3 July 2023
Recent geopolitical developments have added to the urgency engendered at COP26, increasing the need to rapidly reduce energy dependence on fossil fuels and particularly where there is a reliance on unstable or unreliable sources of supply.
Transport electrification is a key element in the transition to Net Zero. Rapid recent progress saw nearly 270,000 battery electric vehicles (BEVs) sold in the UK in 2022 (an 16.6% share of the new car market; 23% if plug-in hybrid vehicles are included).
Progress has been driven by active Government policy which has clearly signalled the direction of travel. The ‘Ten Point Plan’, published in summer 2020 announced plans to mandate the end of sale of cars and vans with an internal combustion by 2035. Greater detail was provided in the Transport Decarbonisation Plan in summer 2021 and has been followed by mandates or proposals to end sales of other vehicle types with ICE engines by 2040 or earlier.
Government has also been active in supporting change at a more specific level, proposing targets for rapid charging facilities, supporting home, workplace and on-road charging installations as well as introducing mandates to enable smart charging, and most recently for improving the consumer experience of charging.
While there are obvious signs of progress, it’s clear that the UK’s charging network and supporting electricity infrastructure must be fit-for-purpose. Its development also needs to be planned to optimise the benefits and opportunities arising from the transition.
The UK has recently surpassed 44,000 public chargepoints but, as this report’s associated publication (Charging the Future: Drivers for Success 2035) showed, 500,000 are likely to be needed by 2035.

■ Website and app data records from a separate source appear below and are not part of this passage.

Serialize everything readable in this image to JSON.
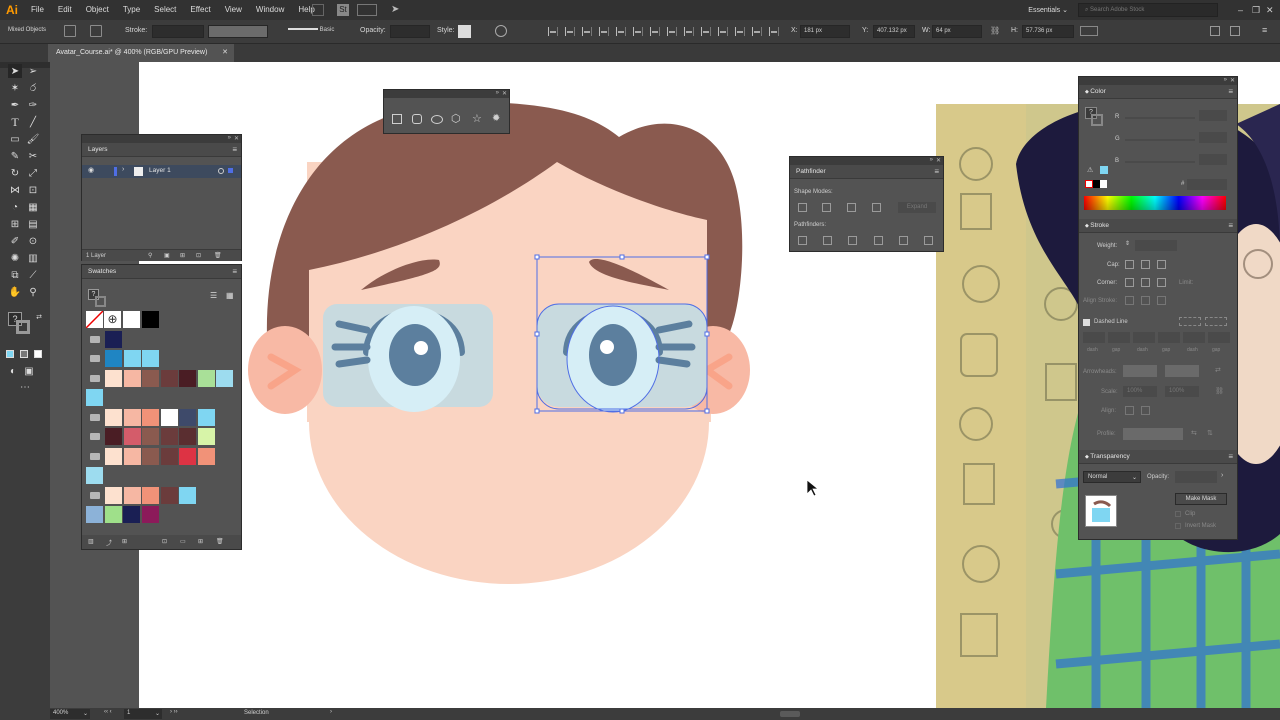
{
  "app": {
    "logo": "Ai"
  },
  "menu": [
    "File",
    "Edit",
    "Object",
    "Type",
    "Select",
    "Effect",
    "View",
    "Window",
    "Help"
  ],
  "workspace": "Essentials",
  "search_placeholder": "Search Adobe Stock",
  "control": {
    "selection": "Mixed Objects",
    "stroke_label": "Stroke:",
    "stroke_profile": "Basic",
    "opacity_label": "Opacity:",
    "style_label": "Style:",
    "x_label": "X:",
    "x_value": "181 px",
    "y_label": "Y:",
    "y_value": "407.132 px",
    "w_label": "W:",
    "w_value": "64 px",
    "h_label": "H:",
    "h_value": "57.736 px"
  },
  "document_tab": "Avatar_Course.ai* @ 400% (RGB/GPU Preview)",
  "layers_panel": {
    "title": "Layers",
    "layer_name": "Layer 1",
    "count": "1 Layer"
  },
  "swatches_panel": {
    "title": "Swatches"
  },
  "shapes_panel": {
    "tools": [
      "rectangle",
      "rounded-rectangle",
      "ellipse",
      "polygon",
      "star",
      "flare"
    ]
  },
  "pathfinder_panel": {
    "title": "Pathfinder",
    "shape_modes": "Shape Modes:",
    "expand": "Expand",
    "pathfinders": "Pathfinders:"
  },
  "color_panel": {
    "title": "Color",
    "r": "R",
    "g": "G",
    "b": "B",
    "hex_prefix": "#"
  },
  "stroke_panel": {
    "title": "Stroke",
    "weight": "Weight:",
    "cap": "Cap:",
    "corner": "Corner:",
    "limit": "Limit:",
    "align": "Align Stroke:",
    "dashed": "Dashed Line",
    "dash_labels": [
      "dash",
      "gap",
      "dash",
      "gap",
      "dash",
      "gap"
    ],
    "arrowheads": "Arrowheads:",
    "scale": "Scale:",
    "scale_value_1": "100%",
    "scale_value_2": "100%",
    "align_label": "Align:",
    "profile": "Profile:"
  },
  "transparency_panel": {
    "title": "Transparency",
    "blend_mode": "Normal",
    "opacity_label": "Opacity:",
    "make_mask": "Make Mask",
    "clip": "Clip",
    "invert_mask": "Invert Mask"
  },
  "status": {
    "zoom": "400%",
    "artboard": "1",
    "tool": "Selection"
  },
  "colors": {
    "hair": "#8a5a4f",
    "skin": "#fad4c2",
    "ear_inner": "#f9a489",
    "glasses": "#c8dadf",
    "eye_white": "#d6eef6",
    "iris": "#5c7f9e",
    "brow": "#8a5a4f",
    "lash": "#5c7f9e",
    "selection": "#4f6ee5"
  },
  "swatch_colors": [
    [
      "#ffffff",
      "#000000"
    ],
    [
      "#1a1f54"
    ],
    [
      "#1f85c3",
      "#7fd6f2",
      "#7fd6f2"
    ],
    [
      "#fde1cf",
      "#f6b7a3",
      "#8a5a4f",
      "#6b3c3c",
      "#4a1d24",
      "#a9e098",
      "#9ddcef"
    ],
    [
      "#7fd6f2"
    ],
    [
      "#fde1cf",
      "#f6b7a3",
      "#f19278",
      "#ffffff",
      "#3e4a6a",
      "#7fd6f2"
    ],
    [
      "#4a1d24",
      "#d45c6a",
      "#8a5a4f",
      "#6b3c3c",
      "#5a2e30",
      "#d7f4a8"
    ],
    [
      "#fde1cf",
      "#f6b7a3",
      "#8a5a4f",
      "#6b3c3c",
      "#dd3344",
      "#f19278"
    ],
    [
      "#9ddcef"
    ],
    [
      "#fde1cf",
      "#f6b7a3",
      "#f19278",
      "#6b3c3c",
      "#7fd6f2"
    ],
    [
      "#8cb2d8",
      "#9fe08a",
      "#1a1f54",
      "#8c1a5a"
    ]
  ]
}
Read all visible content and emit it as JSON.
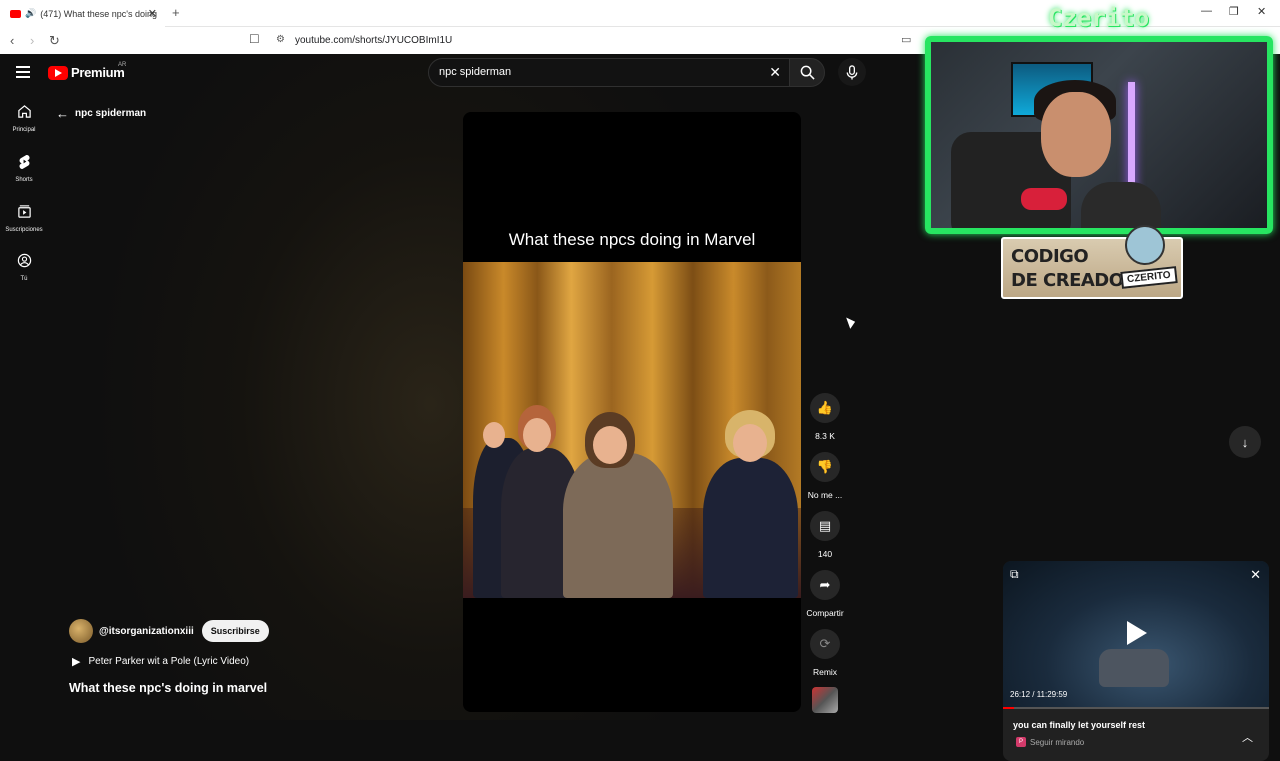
{
  "browser": {
    "tab_title": "(471) What these npc's doing",
    "tab_audio_icon": "speaker-icon",
    "new_tab": "+",
    "url": "youtube.com/shorts/JYUCOBImI1U"
  },
  "header": {
    "logo_text": "Premium",
    "logo_region": "AR",
    "search_value": "npc spiderman"
  },
  "sidebar": {
    "items": [
      {
        "label": "Principal",
        "icon": "home-icon"
      },
      {
        "label": "Shorts",
        "icon": "shorts-icon"
      },
      {
        "label": "Suscripciones",
        "icon": "subscriptions-icon"
      },
      {
        "label": "Tú",
        "icon": "you-icon"
      }
    ]
  },
  "back": {
    "label": "npc spiderman"
  },
  "video": {
    "overlay_title": "What these npcs doing in Marvel"
  },
  "actions": {
    "like_count": "8.3 K",
    "dislike_label": "No me ...",
    "comments_count": "140",
    "share_label": "Compartir",
    "remix_label": "Remix"
  },
  "channel": {
    "name": "@itsorganizationxiii",
    "subscribe_label": "Suscribirse",
    "song": "Peter Parker wit a Pole (Lyric Video)",
    "short_title": "What these npc's doing in marvel"
  },
  "overlay": {
    "streamer_name": "Czerito",
    "creator_code_line1": "CODIGO",
    "creator_code_line2": "DE CREADOR",
    "creator_code_tag": "CZERITO"
  },
  "miniplayer": {
    "time": "26:12 / 11:29:59",
    "progress": 0.04,
    "title": "you can finally let yourself rest",
    "channel_badge": "P",
    "subtitle": "Seguir mirando"
  },
  "colors": {
    "accent": "#ff0000",
    "webcam_border": "#27e561"
  }
}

We’re still in the early stages of this historic transition and there are many challenges to come. This report shows that progress has been made against the targets and objectives outlined by the EV Energy Taskforce two years ago but there is a long road ahead and no room for complacency that this job is anywhere near complete. It identifies what actions need to be taken – many of them to an accelerated timescale – to deliver the future road transport system we need.